Collateral relief under 28 U.S.C. § 2255 is available "for a constitutional error, a lack of jurisdiction in the sentencing court, or an error of law or fact that constitutes 'a fundamental defect which inherently results in a complete miscarriage of justice.'" United States v. Bokun, 73 F.3d 8, 12 (2d Cir. 1995) (quoting Hill v. United States, 368 U.S. 424, 428 (1962)). Here, Alcantara claims that his trial counsel*fn1 was constitutionally ineffective in violation of his Sixth Amendment rights, inasmuch as counsel failed to represent him adequately in plea negotiations. In addition, Alcantara argues that his sentencing violated his Sixth Amendment rights as set forth in Booker, insofar as the Court found drug-quantity facts that were not determined by a jury or admitted by the defendant. In the sections that follow, the Court addresses these claims and finds them to be wholly without merit. Thus, the Court dismisses Alcantara's petition under 28 U.S.C. § 2255 and denies him a certificate of appealability.
A.The Ineffectiveness Claims
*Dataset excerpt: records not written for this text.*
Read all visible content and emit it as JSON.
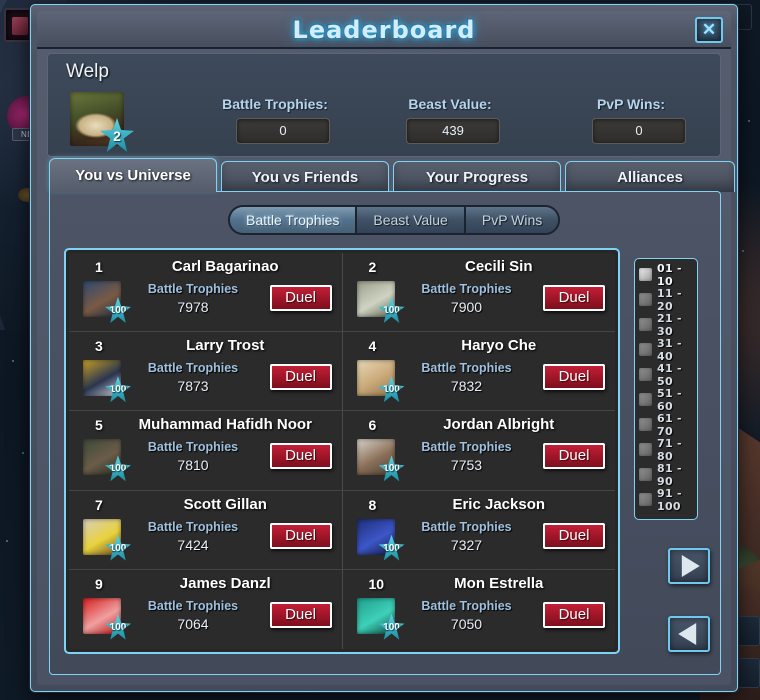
{
  "window": {
    "title": "Leaderboard",
    "close_icon": "close-icon",
    "close_glyph": "✕"
  },
  "profile": {
    "player_name": "Welp",
    "level": "2",
    "avatar_icon": "lion-cub-avatar",
    "stats": [
      {
        "label": "Battle Trophies:",
        "value": "0"
      },
      {
        "label": "Beast Value:",
        "value": "439"
      },
      {
        "label": "PvP Wins:",
        "value": "0"
      }
    ]
  },
  "tabs": [
    {
      "label": "You vs Universe",
      "active": true
    },
    {
      "label": "You vs Friends",
      "active": false
    },
    {
      "label": "Your Progress",
      "active": false
    },
    {
      "label": "Alliances",
      "active": false
    }
  ],
  "segmented": [
    {
      "label": "Battle Trophies",
      "selected": true
    },
    {
      "label": "Beast Value",
      "selected": false
    },
    {
      "label": "PvP Wins",
      "selected": false
    }
  ],
  "leaderboard": {
    "stat_name": "Battle Trophies",
    "duel_label": "Duel",
    "badge_value": "100",
    "entries": [
      {
        "rank": "1",
        "name": "Carl Bagarinao",
        "stat_label": "Battle Trophies",
        "score": "7978",
        "badge": "100",
        "duel": "Duel",
        "avatar": "#2e4a72,#7a5a43,#1b2b45"
      },
      {
        "rank": "2",
        "name": "Cecili Sin",
        "stat_label": "Battle Trophies",
        "score": "7900",
        "badge": "100",
        "duel": "Duel",
        "avatar": "#9a9e8a,#cfd3c2,#5e6452"
      },
      {
        "rank": "3",
        "name": "Larry Trost",
        "stat_label": "Battle Trophies",
        "score": "7873",
        "badge": "100",
        "duel": "Duel",
        "avatar": "#c9a227,#2a3550,#d4d8e0"
      },
      {
        "rank": "4",
        "name": "Haryo Che",
        "stat_label": "Battle Trophies",
        "score": "7832",
        "badge": "100",
        "duel": "Duel",
        "avatar": "#e8d9b8,#c9a877,#8a7450"
      },
      {
        "rank": "5",
        "name": "Muhammad Hafidh Noor",
        "stat_label": "Battle Trophies",
        "score": "7810",
        "badge": "100",
        "duel": "Duel",
        "avatar": "#3d4a3a,#6b5c48,#242c22"
      },
      {
        "rank": "6",
        "name": "Jordan Albright",
        "stat_label": "Battle Trophies",
        "score": "7753",
        "badge": "100",
        "duel": "Duel",
        "avatar": "#d8d4cb,#8a6f57,#4a4038"
      },
      {
        "rank": "7",
        "name": "Scott Gillan",
        "stat_label": "Battle Trophies",
        "score": "7424",
        "badge": "100",
        "duel": "Duel",
        "avatar": "#d9cfc0,#e8d23c,#6b4a2a"
      },
      {
        "rank": "8",
        "name": "Eric Jackson",
        "stat_label": "Battle Trophies",
        "score": "7327",
        "badge": "100",
        "duel": "Duel",
        "avatar": "#1f2f7a,#3d56c9,#101a3a"
      },
      {
        "rank": "9",
        "name": "James Danzl",
        "stat_label": "Battle Trophies",
        "score": "7064",
        "badge": "100",
        "duel": "Duel",
        "avatar": "#d61f1f,#f0a0a0,#b01010"
      },
      {
        "rank": "10",
        "name": "Mon Estrella",
        "stat_label": "Battle Trophies",
        "score": "7050",
        "badge": "100",
        "duel": "Duel",
        "avatar": "#1f9e8e,#3fd0b8,#0d4a44"
      }
    ]
  },
  "rank_ranges": [
    {
      "label": "01 - 10",
      "selected": true
    },
    {
      "label": "11 - 20",
      "selected": false
    },
    {
      "label": "21 - 30",
      "selected": false
    },
    {
      "label": "31 - 40",
      "selected": false
    },
    {
      "label": "41 - 50",
      "selected": false
    },
    {
      "label": "51 - 60",
      "selected": false
    },
    {
      "label": "61 - 70",
      "selected": false
    },
    {
      "label": "71 - 80",
      "selected": false
    },
    {
      "label": "81 - 90",
      "selected": false
    },
    {
      "label": "91 - 100",
      "selected": false
    }
  ],
  "nav": {
    "next_icon": "arrow-right-icon",
    "prev_icon": "arrow-left-icon"
  },
  "background": {
    "sign_text": "NE"
  },
  "colors": {
    "accent_cyan": "#7fd4f5",
    "duel_red": "#c31f36",
    "badge_teal": "#5fd3e0",
    "stat_blue": "#9fc0df"
  }
}
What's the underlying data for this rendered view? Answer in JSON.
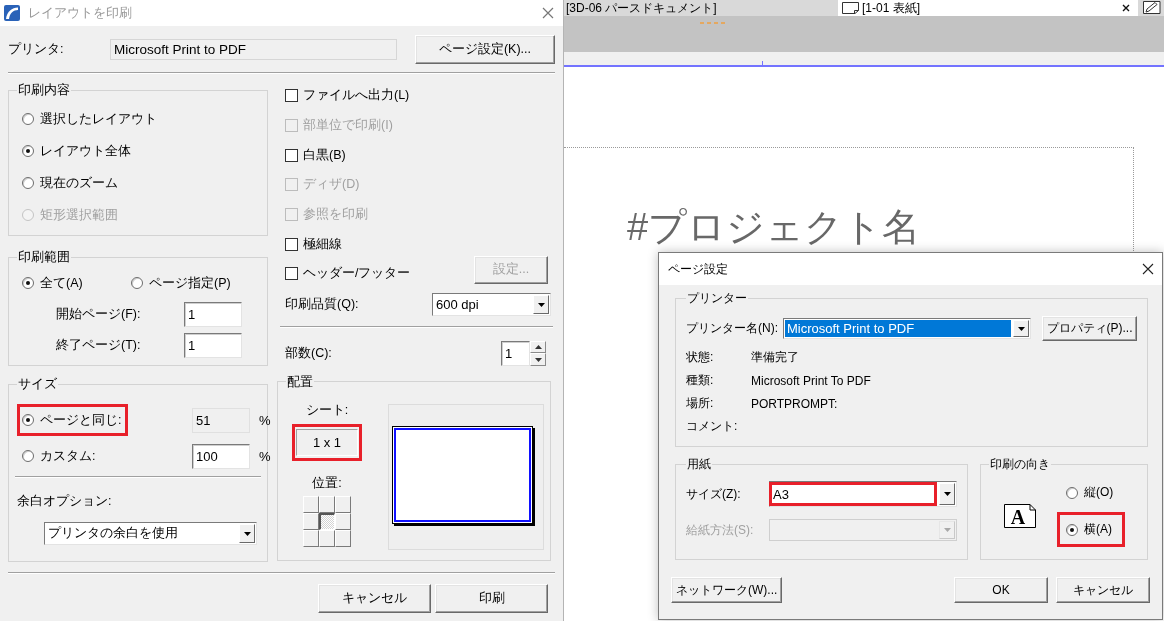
{
  "print_dialog": {
    "title": "レイアウトを印刷",
    "active": false,
    "printer_label": "プリンタ:",
    "printer_value": "Microsoft Print to PDF",
    "page_setup_button": "ページ設定(K)...",
    "print_content": {
      "title": "印刷内容",
      "options": [
        {
          "label": "選択したレイアウト",
          "selected": false,
          "disabled": false
        },
        {
          "label": "レイアウト全体",
          "selected": true,
          "disabled": false
        },
        {
          "label": "現在のズーム",
          "selected": false,
          "disabled": false
        },
        {
          "label": "矩形選択範囲",
          "selected": false,
          "disabled": true
        }
      ]
    },
    "print_range": {
      "title": "印刷範囲",
      "options": [
        {
          "label": "全て(A)",
          "selected": true
        },
        {
          "label": "ページ指定(P)",
          "selected": false
        }
      ],
      "fields": [
        {
          "label": "開始ページ(F):",
          "value": "1"
        },
        {
          "label": "終了ページ(T):",
          "value": "1"
        }
      ]
    },
    "size": {
      "title": "サイズ",
      "options": [
        {
          "label": "ページと同じ:",
          "selected": true,
          "highlighted": true,
          "value": "51",
          "unit": "%",
          "readonly": true
        },
        {
          "label": "カスタム:",
          "selected": false,
          "highlighted": false,
          "value": "100",
          "unit": "%",
          "readonly": false
        }
      ],
      "margin_label": "余白オプション:",
      "margin_value": "プリンタの余白を使用"
    },
    "options": [
      {
        "label": "ファイルへ出力(L)",
        "checked": false,
        "disabled": false
      },
      {
        "label": "部単位で印刷(I)",
        "checked": false,
        "disabled": true
      },
      {
        "label": "白黒(B)",
        "checked": false,
        "disabled": false
      },
      {
        "label": "ディザ(D)",
        "checked": false,
        "disabled": true
      },
      {
        "label": "参照を印刷",
        "checked": false,
        "disabled": true
      },
      {
        "label": "極細線",
        "checked": false,
        "disabled": false
      },
      {
        "label": "ヘッダー/フッター",
        "checked": false,
        "disabled": false
      }
    ],
    "header_footer_button": {
      "label": "設定...",
      "disabled": true
    },
    "quality_label": "印刷品質(Q):",
    "quality_value": "600 dpi",
    "copies_label": "部数(C):",
    "copies_value": "1",
    "placement": {
      "title": "配置",
      "sheet_label": "シート:",
      "sheet_value": "1 x 1",
      "sheet_highlighted": true,
      "position_label": "位置:",
      "positions": [
        {
          "selected": false
        },
        {
          "selected": false
        },
        {
          "selected": false
        },
        {
          "selected": false
        },
        {
          "selected": true
        },
        {
          "selected": false
        },
        {
          "selected": false
        },
        {
          "selected": false
        },
        {
          "selected": false
        }
      ]
    },
    "buttons": [
      "キャンセル",
      "印刷"
    ]
  },
  "document_window": {
    "tabs": [
      {
        "label": "[3D-06 パースドキュメント]",
        "selected": false
      },
      {
        "label": "[1-01 表紙]",
        "selected": true
      }
    ],
    "canvas_title": "#プロジェクト名"
  },
  "page_setup_dialog": {
    "title": "ページ設定",
    "active": true,
    "printer_group": {
      "title": "プリンター",
      "name_label": "プリンター名(N):",
      "name_value": "Microsoft Print to PDF",
      "name_focused": true,
      "properties_button": "プロパティ(P)...",
      "info": [
        {
          "label": "状態:",
          "value": "準備完了"
        },
        {
          "label": "種類:",
          "value": "Microsoft Print To PDF"
        },
        {
          "label": "場所:",
          "value": "PORTPROMPT:"
        },
        {
          "label": "コメント:"
        }
      ]
    },
    "paper_group": {
      "title": "用紙",
      "fields": [
        {
          "label": "サイズ(Z):",
          "value": "A3",
          "disabled": false,
          "highlighted": true
        },
        {
          "label": "給紙方法(S):",
          "disabled": true,
          "highlighted": false
        }
      ]
    },
    "orientation_group": {
      "title": "印刷の向き",
      "icon_letter": "A",
      "options": [
        {
          "label": "縦(O)",
          "selected": false,
          "highlighted": false
        },
        {
          "label": "横(A)",
          "selected": true,
          "highlighted": true
        }
      ]
    },
    "buttons": [
      "ネットワーク(W)...",
      "OK",
      "キャンセル"
    ]
  }
}
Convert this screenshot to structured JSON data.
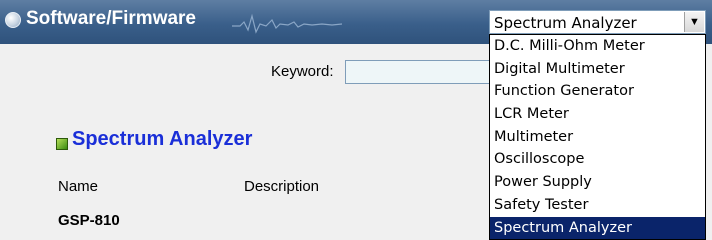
{
  "header": {
    "title": "Software/Firmware"
  },
  "search": {
    "keyword_label": "Keyword:",
    "keyword_value": ""
  },
  "section": {
    "title": "Spectrum Analyzer"
  },
  "table": {
    "headers": {
      "name": "Name",
      "description": "Description"
    },
    "rows": [
      {
        "name": "GSP-810",
        "description": ""
      }
    ]
  },
  "category_select": {
    "selected": "Spectrum Analyzer",
    "options": [
      "D.C. Milli-Ohm Meter",
      "Digital Multimeter",
      "Function Generator",
      "LCR Meter",
      "Multimeter",
      "Oscilloscope",
      "Power Supply",
      "Safety Tester",
      "Spectrum Analyzer"
    ]
  },
  "colors": {
    "header_blue": "#3a5f8a",
    "section_title": "#1a2fd8",
    "selection_highlight": "#0a246a"
  }
}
Although Alcantara did not raise his ineffectiveness claims on direct appeal, the Court will consider the merits of these claims on the instant petition for collateral review. See Massaro v. United States, 538 U.S. 500, 504 (2003) (holding that "an ineffective-assistance-of-counsel claim may be brought in a collateral proceeding under § 2255, whether or not the petitioner could have raised the claim on direct appeal.").*fn2 To make out a claim for ineffective assistance of counsel, a defendant must show that: (1) his counsel's conduct fell below an objective standard of reasonableness under prevailing professional norms; and (2) his counsel's deficient performance was prejudicial. Strickland v. Washington, 466 U.S. 668, 688, 692 (1984). This "standard is rigorous, and the great majority of habeas petitions that allege constitutionally ineffective counsel founder on [it]." Lindstadt v. Keane, 239 F.3d 191, 199 (2d Cir. 2001). Indeed, in reviewing a claim for ineffective assistance, courts generally "must indulge a strong presumption that counsel's conduct falls within the wide range of reasonable professional assistance." Strickland, 466 U.S. at 689.
In order to carry the hefty burden prescribed in Strickland and its progeny, a defendant must, inter alia, "identify the acts or omissions of counsel that are alleged not to have been the result of reasonable professional judgment." Id. at 690. Here, Alcantara alleges that his counsel's representation during the plea negotiation process was unreasonable on two fundamental grounds. First, Alcantara claims that Hernandez unreasonably delayed the resolution of the Miami Indictments and inexplicably failed to timely seek the consolidation of those indictments with the more serious New York Indictment. (Pet. 5-8, 11-13.) Alcantara posits that Hernandez engaged in dilatory tactics in an effort to enlarge his fee, and thus, that Hernandez labored under an actual conflict of interest. (Pet. 10.) Alcantara further argues that Hernandez's tardy resolution of the Miami Indictments and belated attempt to consolidate them with the New York Indictment prevented him from securing an advantageous plea deal because, by the time he arrived in New York, the information he possessed was largely stale. (Pet. 6, 10.) Second, Alcantara alleges that his counsel obstructed his desire to accept the Plea Offer, which would have significantly reduced the Guidelines range applicable to his offense.*fn3 (Pet. 5-6, 9, 13.)
For the reasons that follow, the Court finds that Alcantara has failed to show professionally unreasonable conduct either in Hernandez's alleged delays or in his counsel's purported obstruction of his acceptance of the Plea Offer. Moreover, the Court holds that Alcantara's counsel did not perform in a professionally unreasonable manner on the totality of the record before it. Thus, the Court determines that Alcantara has ...